When an organisation like the BBC Concert Orchestra puts on unusual and unexpected events, it is only right the visual collateral supports their laudable commitment to changing perceptions that still weigh down classical music. Last year the orchestra took on two concerts designed to explore extreme emotional states and the excellent Studio Output did not disappoint with their supporting print work.
For Exstatica, Output’s team used images of fragments of body parts and overlaid it with type to create intriguing abstract pieces, the meanings of which could be discovered using decoding glasses. For H7teria, an event which explored themes of mental illness, reality and anxiety, they created a colourful optical illusion which is not only hugely memorable but also toys with viewers’ minds to create a sense of unease and uncertainty, acting as kind of Rorschach test onto which we can project some of our own issues. It also works well cross both print and online so the effect is not lost for those interacting with the work digitially.
This is one of a host of interesting updates on the Studio Output site well worth checking out when you have a chance.
- Camelot’s typefaces bring both the contemporary and historical to the table
- Scott Newett’s eerily quiet, ethereal portraits of Chinese utopia
- Jade Schulz’s atmospheric and imaginative editorial illustrations
- Emiliano Granado’s new zine puts a fresh spin on Tour de France fandom
- The big cover up: Mathieu Tremblin's translations of graffiti
- Artist Howard Fonda captures the vibrancy of summer for Ace & Tate

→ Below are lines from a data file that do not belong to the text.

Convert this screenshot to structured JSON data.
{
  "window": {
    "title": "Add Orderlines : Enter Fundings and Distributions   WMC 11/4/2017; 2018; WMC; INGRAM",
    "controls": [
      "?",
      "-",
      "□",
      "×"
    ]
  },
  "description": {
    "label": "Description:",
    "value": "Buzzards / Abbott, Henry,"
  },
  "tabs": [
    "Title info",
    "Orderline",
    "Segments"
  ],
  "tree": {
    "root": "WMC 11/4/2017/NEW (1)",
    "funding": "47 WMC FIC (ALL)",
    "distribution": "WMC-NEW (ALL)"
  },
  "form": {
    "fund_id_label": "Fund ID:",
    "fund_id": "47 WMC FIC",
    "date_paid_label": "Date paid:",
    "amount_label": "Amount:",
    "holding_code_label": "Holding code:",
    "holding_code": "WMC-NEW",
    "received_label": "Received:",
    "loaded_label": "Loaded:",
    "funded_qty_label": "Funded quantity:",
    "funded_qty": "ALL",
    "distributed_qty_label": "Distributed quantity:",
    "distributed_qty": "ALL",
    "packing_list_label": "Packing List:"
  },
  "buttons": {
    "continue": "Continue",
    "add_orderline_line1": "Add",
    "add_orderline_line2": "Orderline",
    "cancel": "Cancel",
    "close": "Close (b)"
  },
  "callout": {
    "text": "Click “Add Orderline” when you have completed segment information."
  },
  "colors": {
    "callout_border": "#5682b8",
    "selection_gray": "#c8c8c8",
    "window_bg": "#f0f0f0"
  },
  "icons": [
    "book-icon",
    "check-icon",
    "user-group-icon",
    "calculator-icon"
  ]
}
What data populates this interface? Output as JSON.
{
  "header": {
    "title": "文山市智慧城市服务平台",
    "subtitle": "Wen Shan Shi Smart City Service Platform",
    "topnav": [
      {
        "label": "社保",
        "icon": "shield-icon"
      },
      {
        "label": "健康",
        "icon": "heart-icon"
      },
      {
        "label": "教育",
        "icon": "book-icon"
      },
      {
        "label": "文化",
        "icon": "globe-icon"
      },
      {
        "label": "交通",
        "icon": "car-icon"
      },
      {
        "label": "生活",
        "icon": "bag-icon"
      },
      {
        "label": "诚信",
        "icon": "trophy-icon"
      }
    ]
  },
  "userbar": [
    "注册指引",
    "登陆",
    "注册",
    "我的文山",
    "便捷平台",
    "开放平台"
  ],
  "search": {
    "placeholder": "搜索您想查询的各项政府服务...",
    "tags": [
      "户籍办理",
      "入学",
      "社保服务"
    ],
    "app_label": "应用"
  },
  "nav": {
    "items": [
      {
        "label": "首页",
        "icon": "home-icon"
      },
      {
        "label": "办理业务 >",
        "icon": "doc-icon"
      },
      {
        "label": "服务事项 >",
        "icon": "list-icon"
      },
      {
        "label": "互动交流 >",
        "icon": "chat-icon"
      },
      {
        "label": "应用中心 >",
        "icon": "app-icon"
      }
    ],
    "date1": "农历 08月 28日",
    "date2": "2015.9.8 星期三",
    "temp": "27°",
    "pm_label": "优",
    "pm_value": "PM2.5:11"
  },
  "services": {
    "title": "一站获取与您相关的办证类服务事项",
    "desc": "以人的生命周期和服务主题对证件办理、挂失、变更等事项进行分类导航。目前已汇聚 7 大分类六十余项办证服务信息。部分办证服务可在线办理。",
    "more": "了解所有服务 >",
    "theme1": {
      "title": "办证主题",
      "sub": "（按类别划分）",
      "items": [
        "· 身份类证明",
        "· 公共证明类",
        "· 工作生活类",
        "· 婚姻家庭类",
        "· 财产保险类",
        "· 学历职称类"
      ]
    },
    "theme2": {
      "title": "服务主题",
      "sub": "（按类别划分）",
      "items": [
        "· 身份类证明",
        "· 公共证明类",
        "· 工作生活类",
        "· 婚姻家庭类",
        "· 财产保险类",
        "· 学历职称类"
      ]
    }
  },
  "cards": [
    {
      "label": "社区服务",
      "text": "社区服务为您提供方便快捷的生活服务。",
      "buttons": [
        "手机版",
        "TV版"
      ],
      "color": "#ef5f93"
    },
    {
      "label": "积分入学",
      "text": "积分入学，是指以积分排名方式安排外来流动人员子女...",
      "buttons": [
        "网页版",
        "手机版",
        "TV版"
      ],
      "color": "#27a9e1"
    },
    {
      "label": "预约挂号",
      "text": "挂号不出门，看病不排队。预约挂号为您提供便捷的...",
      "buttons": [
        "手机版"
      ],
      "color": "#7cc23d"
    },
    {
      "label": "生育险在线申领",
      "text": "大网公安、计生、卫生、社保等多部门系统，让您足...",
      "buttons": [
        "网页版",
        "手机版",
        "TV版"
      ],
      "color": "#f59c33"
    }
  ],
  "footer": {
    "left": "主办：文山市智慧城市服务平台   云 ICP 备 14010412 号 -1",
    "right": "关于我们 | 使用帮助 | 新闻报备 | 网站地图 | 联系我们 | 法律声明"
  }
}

- Benedict Redgrove’s beautifully hypnotic film about how a tennis ball is created
- Tommy Cash subverts the tropes of rap videos with a fleshy celebration of the human body (NSFW)
- Ian Davis’ picturesque paintings of bureaucratic dystopia
- Is it ever OK to work for free?
- Pentagram unveils refresh of Mastercard’s brand mark and identity
- Peter Saville and Tate Design Studio create beer can artwork for Switch House pale ale